Bottom Line: The investigation found only P. knowlesi DNA present in patient blood samples.Relevant clinical descriptions and guidelines for the treatment and management of patents with P. knowlesi malaria were not available.The outputs of studies on P. knowlesi malaria during the past 10 years will be summarized, highlighting major findings within the context of pathophysiology, virulence, host switch events, treatment, control and importantly malaria elimination.

View Article: PubMed Central - PubMed

Affiliation: School of Medicine, University of St Andrews St Andrews, UK.

ABSTRACT

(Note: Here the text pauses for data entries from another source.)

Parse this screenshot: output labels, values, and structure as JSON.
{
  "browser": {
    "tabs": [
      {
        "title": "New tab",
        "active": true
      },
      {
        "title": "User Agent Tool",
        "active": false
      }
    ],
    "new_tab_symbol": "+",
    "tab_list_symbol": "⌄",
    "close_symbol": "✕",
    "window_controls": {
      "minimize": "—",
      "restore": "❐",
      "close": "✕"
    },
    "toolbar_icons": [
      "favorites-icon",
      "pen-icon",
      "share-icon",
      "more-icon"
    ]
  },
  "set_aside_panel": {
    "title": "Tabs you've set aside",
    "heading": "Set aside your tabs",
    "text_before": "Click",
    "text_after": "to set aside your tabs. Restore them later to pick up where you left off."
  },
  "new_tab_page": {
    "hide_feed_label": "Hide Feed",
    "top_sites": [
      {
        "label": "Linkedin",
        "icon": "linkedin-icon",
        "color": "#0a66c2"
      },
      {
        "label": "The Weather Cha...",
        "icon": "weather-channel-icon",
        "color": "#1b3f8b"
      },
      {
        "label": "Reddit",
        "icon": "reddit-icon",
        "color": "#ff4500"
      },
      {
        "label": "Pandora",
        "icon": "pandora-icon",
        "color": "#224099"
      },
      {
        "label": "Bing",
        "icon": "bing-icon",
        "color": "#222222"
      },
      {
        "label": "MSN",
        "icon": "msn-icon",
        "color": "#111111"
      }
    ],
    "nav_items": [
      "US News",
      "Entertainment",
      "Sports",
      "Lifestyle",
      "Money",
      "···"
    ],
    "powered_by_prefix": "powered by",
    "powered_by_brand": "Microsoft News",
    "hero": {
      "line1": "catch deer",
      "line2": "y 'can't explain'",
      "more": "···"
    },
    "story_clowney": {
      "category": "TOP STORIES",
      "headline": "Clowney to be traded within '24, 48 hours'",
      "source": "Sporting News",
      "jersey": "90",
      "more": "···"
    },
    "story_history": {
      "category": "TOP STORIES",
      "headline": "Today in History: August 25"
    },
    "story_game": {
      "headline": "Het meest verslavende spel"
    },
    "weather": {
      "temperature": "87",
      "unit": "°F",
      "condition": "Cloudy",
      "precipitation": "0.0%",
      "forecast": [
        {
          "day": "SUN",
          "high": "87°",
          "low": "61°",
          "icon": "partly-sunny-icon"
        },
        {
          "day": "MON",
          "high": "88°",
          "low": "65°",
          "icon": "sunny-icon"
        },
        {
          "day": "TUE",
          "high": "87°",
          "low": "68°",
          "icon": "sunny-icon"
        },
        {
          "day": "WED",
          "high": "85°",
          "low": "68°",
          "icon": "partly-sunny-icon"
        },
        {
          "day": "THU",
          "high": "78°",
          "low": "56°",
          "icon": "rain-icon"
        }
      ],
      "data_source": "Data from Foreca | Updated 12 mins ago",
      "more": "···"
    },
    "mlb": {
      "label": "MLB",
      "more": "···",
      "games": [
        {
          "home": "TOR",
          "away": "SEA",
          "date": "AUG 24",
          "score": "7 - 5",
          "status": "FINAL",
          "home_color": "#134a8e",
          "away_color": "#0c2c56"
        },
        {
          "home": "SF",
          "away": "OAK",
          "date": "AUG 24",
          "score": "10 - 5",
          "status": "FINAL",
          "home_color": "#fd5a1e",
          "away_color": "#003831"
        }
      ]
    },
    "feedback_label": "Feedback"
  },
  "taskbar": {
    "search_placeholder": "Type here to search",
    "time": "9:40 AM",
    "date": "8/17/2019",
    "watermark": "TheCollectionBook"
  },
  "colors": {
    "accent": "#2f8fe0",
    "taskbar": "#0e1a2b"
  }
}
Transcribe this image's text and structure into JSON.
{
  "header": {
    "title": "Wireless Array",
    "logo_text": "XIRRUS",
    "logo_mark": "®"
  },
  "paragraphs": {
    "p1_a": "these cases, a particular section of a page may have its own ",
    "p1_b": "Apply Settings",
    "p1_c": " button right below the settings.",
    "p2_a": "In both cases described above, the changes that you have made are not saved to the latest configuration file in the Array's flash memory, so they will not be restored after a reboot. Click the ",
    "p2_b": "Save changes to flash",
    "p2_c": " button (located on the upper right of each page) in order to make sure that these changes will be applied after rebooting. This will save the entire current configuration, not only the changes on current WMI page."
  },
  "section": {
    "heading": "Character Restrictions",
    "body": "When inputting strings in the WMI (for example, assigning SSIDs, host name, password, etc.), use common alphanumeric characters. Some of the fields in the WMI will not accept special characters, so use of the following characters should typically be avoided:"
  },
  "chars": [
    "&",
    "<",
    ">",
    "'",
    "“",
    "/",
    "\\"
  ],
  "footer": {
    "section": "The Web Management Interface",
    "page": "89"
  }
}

Ten years have passed since the publication of a large focus of Plasmodium knowlesi infections in the human population. The discovery was made during a molecular investigation of atypical P. malariae cases in the Kapit Health Division, Sarawak, Malaysian Borneo. Patients were more symptomatic with higher parasite counts than expected in P. malariae infections. The investigation found only P. knowlesi DNA present in patient blood samples. Morphological similarity had allowed P. knowlesi to masquerade as P. malariae during routine diagnostic microscopy for malaria. P. knowlesi, a malaria parasite of macaque monkeys, had entered the human population. The subsequent development of P. knowlesi species-specific PCR assays soon demonstrated that the entry was not confined to the Kapit Division but extended across island and mainland Southeast Asia. Relevant clinical descriptions and guidelines for the treatment and management of patents with P. knowlesi malaria were not available. Nor was it clear whether P. knowlesi had undergone a host switch event into the human population or if infections were zoonotic. The outputs of studies on P. knowlesi malaria during the past 10 years will be summarized, highlighting major findings within the context of pathophysiology, virulence, host switch events, treatment, control and importantly malaria elimination.

No MeSH data available.


Related in: MedlinePlus